**PROVIDED RECORDS:**
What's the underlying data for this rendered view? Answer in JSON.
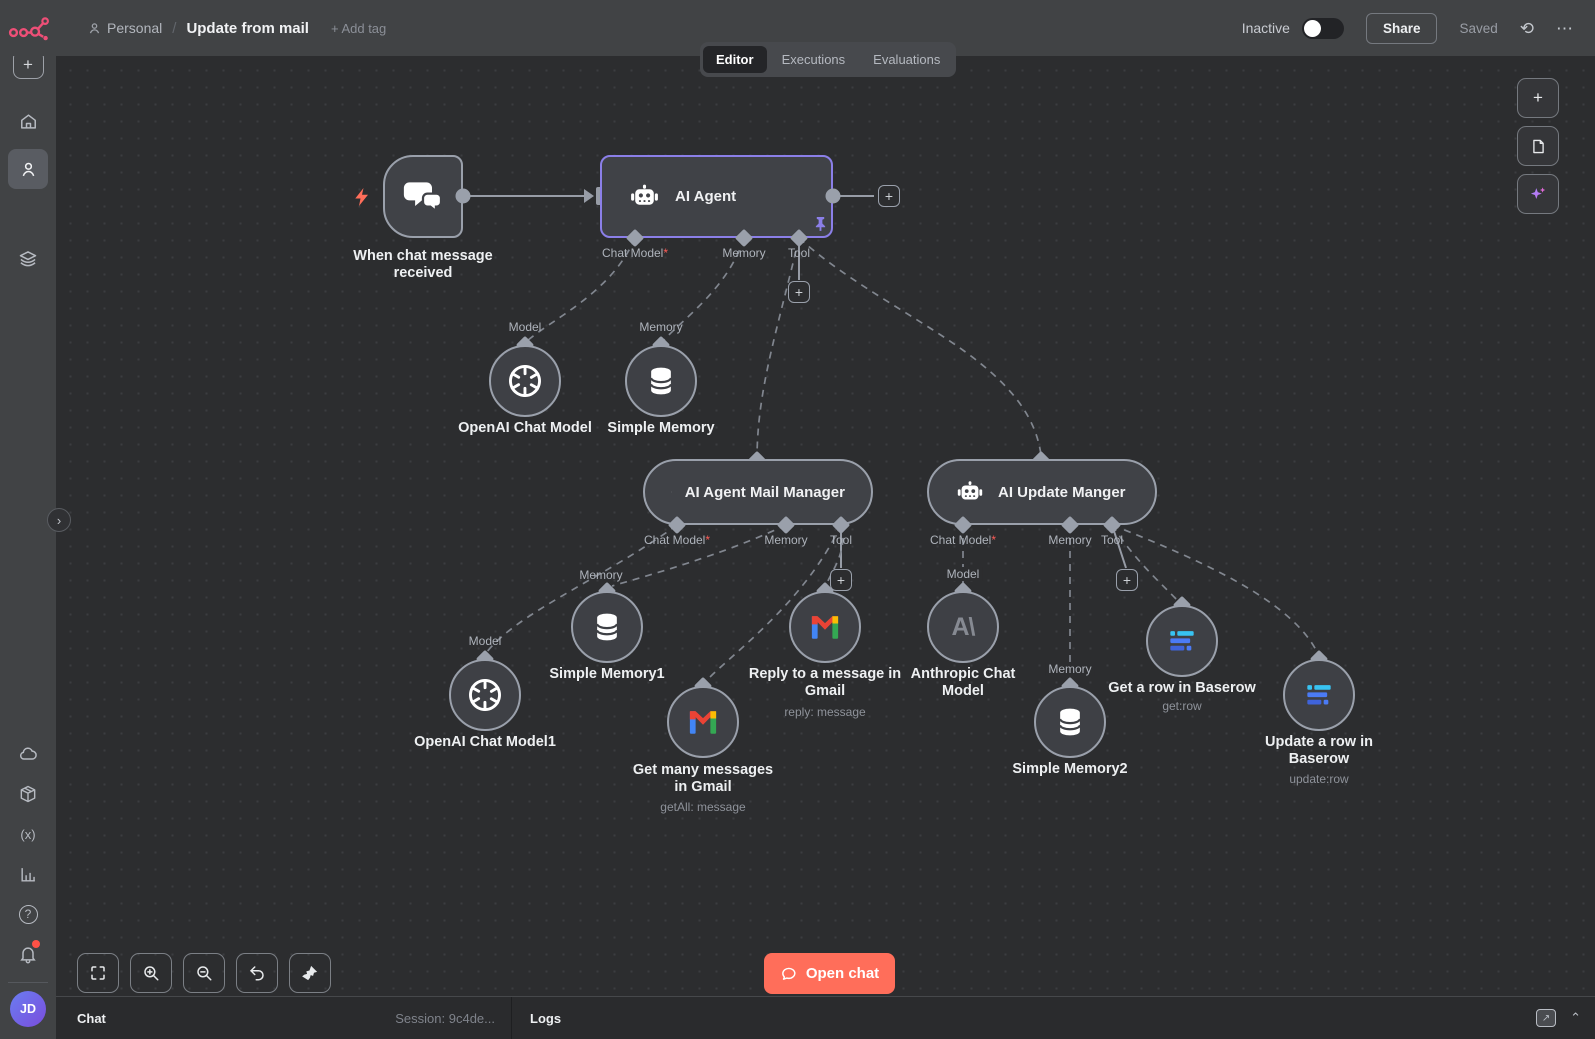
{
  "topbar": {
    "project": "Personal",
    "separator": "/",
    "workflow_title": "Update from mail",
    "add_tag": "+ Add tag",
    "activation_status": "Inactive",
    "share_label": "Share",
    "saved_label": "Saved"
  },
  "tabs": {
    "editor": "Editor",
    "executions": "Executions",
    "evaluations": "Evaluations"
  },
  "icons": {
    "plus": "+",
    "ellipsis": "⋯",
    "history": "⟲",
    "chevron_right": "›",
    "chevron_up": "⌃",
    "help": "?",
    "variables": "(x)",
    "anthropic": "A\\",
    "asterisk": "*",
    "popout_arrow": "↗"
  },
  "avatar_initials": "JD",
  "canvas": {
    "trigger": {
      "label": "When chat message received"
    },
    "agent": {
      "label": "AI Agent",
      "ports": {
        "chat_model": "Chat Model",
        "memory": "Memory",
        "tool": "Tool"
      }
    },
    "mail_agent": {
      "label": "AI Agent Mail Manager",
      "ports": {
        "chat_model": "Chat Model",
        "memory": "Memory",
        "tool": "Tool"
      }
    },
    "update_agent": {
      "label": "AI Update Manger",
      "ports": {
        "chat_model": "Chat Model",
        "memory": "Memory",
        "tool": "Tool"
      }
    },
    "openai": {
      "port": "Model",
      "label": "OpenAI Chat Model"
    },
    "memory": {
      "port": "Memory",
      "label": "Simple Memory"
    },
    "openai1": {
      "port": "Model",
      "label": "OpenAI Chat Model1"
    },
    "memory1": {
      "port": "Memory",
      "label": "Simple Memory1"
    },
    "gmail_get": {
      "label": "Get many messages in Gmail",
      "operation": "getAll: message"
    },
    "gmail_reply": {
      "label": "Reply to a message in Gmail",
      "operation": "reply: message"
    },
    "anthropic": {
      "port": "Model",
      "label": "Anthropic Chat Model"
    },
    "memory2": {
      "port": "Memory",
      "label": "Simple Memory2"
    },
    "baserow_get": {
      "label": "Get a row in Baserow",
      "operation": "get:row"
    },
    "baserow_update": {
      "label": "Update a row in Baserow",
      "operation": "update:row"
    },
    "open_chat_label": "Open chat"
  },
  "bottombar": {
    "chat": "Chat",
    "session": "Session: 9c4de...",
    "logs": "Logs"
  },
  "colors": {
    "accent": "#ff6e5a",
    "selected_border": "#8b7fe8",
    "brand": "#ea4b71",
    "canvas": "#2c2d2f"
  }
}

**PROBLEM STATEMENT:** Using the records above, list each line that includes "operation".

**FINAL ANSWER:**
      "operation": "getAll: message"
      "operation": "reply: message"
      "operation": "get:row"
      "operation": "update:row"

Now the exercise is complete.